This history was written by Frances Willard Calhoon Mathias, 1908-2001, who resided in Tuscarawas with her husband Russell F. Mathias, 1906-1974, for many years. Both were longtime educators in the area. They had two children, Mary Margaret Mathias Krocker and Russell Calhoon Mathias. Mary married Edward K. Krocker in November 22, 1956 at the St. Therese’s Catholic Church, in Wainwright. They have 6 children: Theresa Jo Krocker Stein (Howard J. Stein); Cynthia Ann Krocker Davis (Marvin Davis); and four sons, Douglas Edward (Chris Shreiner), James Alan (Joan Schreiner), Joseph Ronald (Wanda Davis) and Scott Richard (Shannon Keiffer). The Krocker family resided in Goshen since 1958 and Teri, Cindy, Doug and Scott continue to reside there. Scott has bought the family home across from the Zeisberger Cemetery. Jim lives in Wainwright and Joe in Tuscarawas. Ed and Mary have since built a smaller home on Horger Hill Rd., between Wainwright and Goshen.
Marvin and Cindy have three sons, Mitchell Joseph (Diane Michelle), Matthew James Oppy (Erin Rebecka) and Marc Edward Russell, Doug and Chris have two sons, Daniel Edward (Dana), and Stephen Douglas (Sabrina), Jim and Joan have two children, Andrew James and Abigail Lynn, Joe and Wanda have two daughters, Kayla Nicole and Katelyn Marie; Scott and Shannon have two children, Samantha and Seth.
Dan and Dana have a daughter Sophia, who is 1 and they reside in Goshen.

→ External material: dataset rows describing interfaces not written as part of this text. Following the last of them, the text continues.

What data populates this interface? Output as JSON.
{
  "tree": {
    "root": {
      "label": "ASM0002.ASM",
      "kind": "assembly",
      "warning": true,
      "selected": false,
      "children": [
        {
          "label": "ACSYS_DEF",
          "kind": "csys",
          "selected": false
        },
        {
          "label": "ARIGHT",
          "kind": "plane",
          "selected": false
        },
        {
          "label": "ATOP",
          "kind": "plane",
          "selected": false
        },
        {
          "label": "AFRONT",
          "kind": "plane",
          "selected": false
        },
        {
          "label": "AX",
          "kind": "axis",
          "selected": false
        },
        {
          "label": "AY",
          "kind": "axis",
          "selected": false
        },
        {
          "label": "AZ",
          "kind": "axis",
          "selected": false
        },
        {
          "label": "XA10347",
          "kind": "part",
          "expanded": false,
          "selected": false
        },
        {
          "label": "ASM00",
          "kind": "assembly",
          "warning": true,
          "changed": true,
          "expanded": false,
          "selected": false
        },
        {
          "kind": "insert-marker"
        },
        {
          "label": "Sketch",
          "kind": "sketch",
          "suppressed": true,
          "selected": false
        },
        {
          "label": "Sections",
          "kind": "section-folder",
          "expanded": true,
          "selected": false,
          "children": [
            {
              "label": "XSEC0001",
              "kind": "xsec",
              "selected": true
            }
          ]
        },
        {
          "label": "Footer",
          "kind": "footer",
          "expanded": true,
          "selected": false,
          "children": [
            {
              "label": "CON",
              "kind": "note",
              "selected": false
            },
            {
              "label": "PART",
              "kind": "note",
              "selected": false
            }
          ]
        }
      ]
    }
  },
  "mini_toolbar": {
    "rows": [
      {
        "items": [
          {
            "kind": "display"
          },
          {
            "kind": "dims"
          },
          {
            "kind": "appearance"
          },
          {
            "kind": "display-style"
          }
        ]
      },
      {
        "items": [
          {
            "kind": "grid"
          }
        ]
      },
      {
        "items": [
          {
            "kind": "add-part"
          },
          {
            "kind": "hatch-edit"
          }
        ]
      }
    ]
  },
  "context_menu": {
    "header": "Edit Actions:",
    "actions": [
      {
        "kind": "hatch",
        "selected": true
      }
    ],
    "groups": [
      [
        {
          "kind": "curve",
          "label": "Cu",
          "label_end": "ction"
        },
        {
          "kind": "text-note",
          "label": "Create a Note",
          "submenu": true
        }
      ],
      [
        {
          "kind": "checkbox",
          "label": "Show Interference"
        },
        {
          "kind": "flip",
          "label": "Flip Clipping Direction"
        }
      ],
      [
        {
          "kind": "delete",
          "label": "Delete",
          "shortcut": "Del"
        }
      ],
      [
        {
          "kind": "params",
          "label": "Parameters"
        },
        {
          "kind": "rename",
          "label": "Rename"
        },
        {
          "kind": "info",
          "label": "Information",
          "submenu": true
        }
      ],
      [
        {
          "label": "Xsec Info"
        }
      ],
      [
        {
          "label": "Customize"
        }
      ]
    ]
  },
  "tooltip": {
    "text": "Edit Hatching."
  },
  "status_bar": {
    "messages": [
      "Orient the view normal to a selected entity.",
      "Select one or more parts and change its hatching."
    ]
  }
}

Wainwright, Goshen and Tuscarawas have many family connections…

You may want to check all three pages as I have been adding a lot to
each one recently.

http://tuscarawas.tuscohio.com/
http://goshenohio.wordpress.com/
http://www.wainwright.tuscohio.com/

You also may want to “Subscribe” to one or all of them so that you get
email updates when something is added.

Feel free to add comments or replies on anything that interests you.

Thanks!
Joe

1908 – One killed while opening new coal mine near Tusky

Christian Smith, Ben Keffer and Levi Jefferson “Jeff” Mathias, all relatives, were opening a new coal mine near Tuscarawas in 1908 when a 10-ton rock and a quantity of earth fell on them.
Christian Smith was crushed by the rock and killed and Ben Keffer was badly bruised and barely able to get around. Jeff Mathias was not injured. The accident was called the worst mine accident to occur in the Tuscarawas area.

The mine where the accident occurred was located on the Parker Schupp farm which was located near Tuscarawas and was being opened by George Mathias, Jeff’s brother.
Deputy mine inspectors viewed the mine and ordered it closed permanently.

Long-time Tusky educators

Those who attended the former Tuscarawas-Warwick School in the 1940s, ‘50s and ‘60s, will surely remember Harold C. Everett and Russell F. Mathias.

Mr. Everett was school superintendent and his wife, Helen, was an elementary teacher.

Mr. Mathias was school principal and his wife, Frances, also was an elementary teacher. He also served on Tuscarawas Village Council for a number of years.

And Tusky students behaved because their superintendent and principal believed in discipline! But they all seemed to like and respect the two educators, because they were also friendly and cared about their students.